Lexapro (Escitalopram)

Lexapro is used for depression and is Forest Laboratories follow up to the blockbuster Celexa and is essentially an (S) enatntiomer of Celexa. Forest will be in a tough spot when Lexapro goes generic considering it makes up over 50% of their sales. It also poorly diversified with only two drugs making up over 80% of their revenues.

Advair (Fluticasone/Salmeterol)

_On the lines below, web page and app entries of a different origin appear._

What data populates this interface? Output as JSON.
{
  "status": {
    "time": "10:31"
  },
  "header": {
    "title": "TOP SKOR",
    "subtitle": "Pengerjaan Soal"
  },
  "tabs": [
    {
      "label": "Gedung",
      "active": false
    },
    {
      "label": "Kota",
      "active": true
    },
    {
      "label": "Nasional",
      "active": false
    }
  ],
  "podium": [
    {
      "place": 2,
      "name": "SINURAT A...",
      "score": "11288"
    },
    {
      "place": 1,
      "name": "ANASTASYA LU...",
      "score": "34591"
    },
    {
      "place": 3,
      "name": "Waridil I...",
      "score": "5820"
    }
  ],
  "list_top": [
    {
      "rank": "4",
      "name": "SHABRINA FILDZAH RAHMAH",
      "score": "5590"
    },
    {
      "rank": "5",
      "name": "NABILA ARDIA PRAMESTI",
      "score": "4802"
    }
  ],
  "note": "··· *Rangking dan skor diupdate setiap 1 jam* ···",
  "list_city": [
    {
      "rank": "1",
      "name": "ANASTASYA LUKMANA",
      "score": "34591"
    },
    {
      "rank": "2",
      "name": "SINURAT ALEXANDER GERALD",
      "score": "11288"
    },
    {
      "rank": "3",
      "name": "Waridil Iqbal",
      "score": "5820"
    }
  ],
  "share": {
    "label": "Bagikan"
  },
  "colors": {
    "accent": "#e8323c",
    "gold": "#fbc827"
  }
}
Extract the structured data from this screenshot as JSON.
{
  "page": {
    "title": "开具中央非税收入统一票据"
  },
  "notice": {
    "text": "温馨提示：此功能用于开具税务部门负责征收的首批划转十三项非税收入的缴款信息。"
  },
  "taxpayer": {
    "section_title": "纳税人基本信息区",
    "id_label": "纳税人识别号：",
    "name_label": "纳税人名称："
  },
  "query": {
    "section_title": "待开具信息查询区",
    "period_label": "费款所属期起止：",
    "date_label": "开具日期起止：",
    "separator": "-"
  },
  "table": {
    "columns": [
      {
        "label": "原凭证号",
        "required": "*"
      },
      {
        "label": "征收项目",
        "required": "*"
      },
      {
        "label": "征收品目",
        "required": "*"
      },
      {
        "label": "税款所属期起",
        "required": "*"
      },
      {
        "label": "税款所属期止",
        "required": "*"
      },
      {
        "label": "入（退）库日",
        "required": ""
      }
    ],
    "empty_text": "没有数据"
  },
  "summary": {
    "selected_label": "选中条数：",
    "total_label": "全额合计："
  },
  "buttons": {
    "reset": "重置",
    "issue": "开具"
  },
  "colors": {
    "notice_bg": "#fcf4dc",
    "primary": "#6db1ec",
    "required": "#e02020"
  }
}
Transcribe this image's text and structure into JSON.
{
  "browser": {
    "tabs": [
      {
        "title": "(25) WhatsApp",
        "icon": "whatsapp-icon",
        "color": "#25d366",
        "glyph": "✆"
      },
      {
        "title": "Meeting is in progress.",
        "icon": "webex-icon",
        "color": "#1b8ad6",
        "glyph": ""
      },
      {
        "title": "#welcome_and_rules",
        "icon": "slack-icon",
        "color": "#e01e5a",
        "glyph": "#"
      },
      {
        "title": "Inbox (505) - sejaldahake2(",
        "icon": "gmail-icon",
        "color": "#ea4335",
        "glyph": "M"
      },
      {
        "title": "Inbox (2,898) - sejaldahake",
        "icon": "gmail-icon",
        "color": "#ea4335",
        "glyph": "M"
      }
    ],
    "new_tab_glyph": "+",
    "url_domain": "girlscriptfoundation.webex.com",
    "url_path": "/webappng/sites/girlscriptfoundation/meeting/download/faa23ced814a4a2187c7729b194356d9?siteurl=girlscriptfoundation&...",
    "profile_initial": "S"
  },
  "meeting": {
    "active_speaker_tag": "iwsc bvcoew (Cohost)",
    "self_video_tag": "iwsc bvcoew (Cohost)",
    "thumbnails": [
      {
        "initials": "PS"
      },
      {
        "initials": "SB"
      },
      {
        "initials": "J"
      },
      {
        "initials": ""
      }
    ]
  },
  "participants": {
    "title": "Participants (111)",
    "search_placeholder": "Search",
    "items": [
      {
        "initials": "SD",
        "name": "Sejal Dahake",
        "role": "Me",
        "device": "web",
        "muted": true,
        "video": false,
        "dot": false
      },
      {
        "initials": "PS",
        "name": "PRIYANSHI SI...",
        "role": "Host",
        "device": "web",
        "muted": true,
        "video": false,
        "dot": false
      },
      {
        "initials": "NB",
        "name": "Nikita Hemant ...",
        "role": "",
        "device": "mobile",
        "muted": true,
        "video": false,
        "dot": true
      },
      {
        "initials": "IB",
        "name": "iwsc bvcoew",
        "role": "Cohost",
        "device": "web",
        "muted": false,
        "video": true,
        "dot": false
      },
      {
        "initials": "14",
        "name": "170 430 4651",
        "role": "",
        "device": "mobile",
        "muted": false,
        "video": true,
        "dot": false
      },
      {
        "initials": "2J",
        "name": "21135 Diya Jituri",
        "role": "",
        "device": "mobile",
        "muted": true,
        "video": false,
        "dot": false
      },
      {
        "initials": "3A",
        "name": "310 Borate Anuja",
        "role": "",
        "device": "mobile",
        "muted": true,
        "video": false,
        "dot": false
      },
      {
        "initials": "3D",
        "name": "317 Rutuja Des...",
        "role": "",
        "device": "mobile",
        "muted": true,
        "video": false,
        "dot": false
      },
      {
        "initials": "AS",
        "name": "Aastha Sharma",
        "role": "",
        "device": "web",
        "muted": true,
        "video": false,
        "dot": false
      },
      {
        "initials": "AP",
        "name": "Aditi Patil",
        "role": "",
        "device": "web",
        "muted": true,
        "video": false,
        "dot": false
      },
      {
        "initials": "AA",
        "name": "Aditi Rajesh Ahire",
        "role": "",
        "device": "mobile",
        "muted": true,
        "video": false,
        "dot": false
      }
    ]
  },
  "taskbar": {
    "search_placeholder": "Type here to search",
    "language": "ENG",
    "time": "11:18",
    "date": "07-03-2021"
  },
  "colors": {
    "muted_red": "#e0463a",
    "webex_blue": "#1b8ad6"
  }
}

GSK's Advair is used to treat both asthma and COPD which millions of people in the United States suffer from. The drug is a combination of a long acting beta agonist and a coticosteroid which widen airways making it easier for patients to breath. Advair is unique because while it's patent expires in 2012 it might not be facing generic competition for quite some time. Generic industry veterans Teva (NYSE:TEVA) and Sandoz (a unit of Novartis) have both been running into problems perfecting GSK's manufacturing technique. Novartis even bought Oriel therapeutics which was founding by GSK executives in an effort to speed up development. GSK is not sitting around hoping no one perfects their manufacturing technique, they are currently conducting trials on Relovair which they hope can prove to be superior to Advair and replace it as the best selling COPD drug on the market.

Diovan (Valsartan)

Valsartan is one of the most popular ARB class medications on the market. Novartis had hoped that recently approved Aliskiren could help soften the blow when Diovan loses patent protection, but poor trial results ended that dream. Despite Aliskiren's failure Novartis is well positioned to with stand Diovan's patent expiration. Diovan makes up less than 15% of Novartis' sales so it shouldn't be a huge blow to earnings. They also are a very well diversified company with their generic Sandoz unit and recent purchase of Alcon.

Source: Best Selling Drugs Going Off Patent In 2012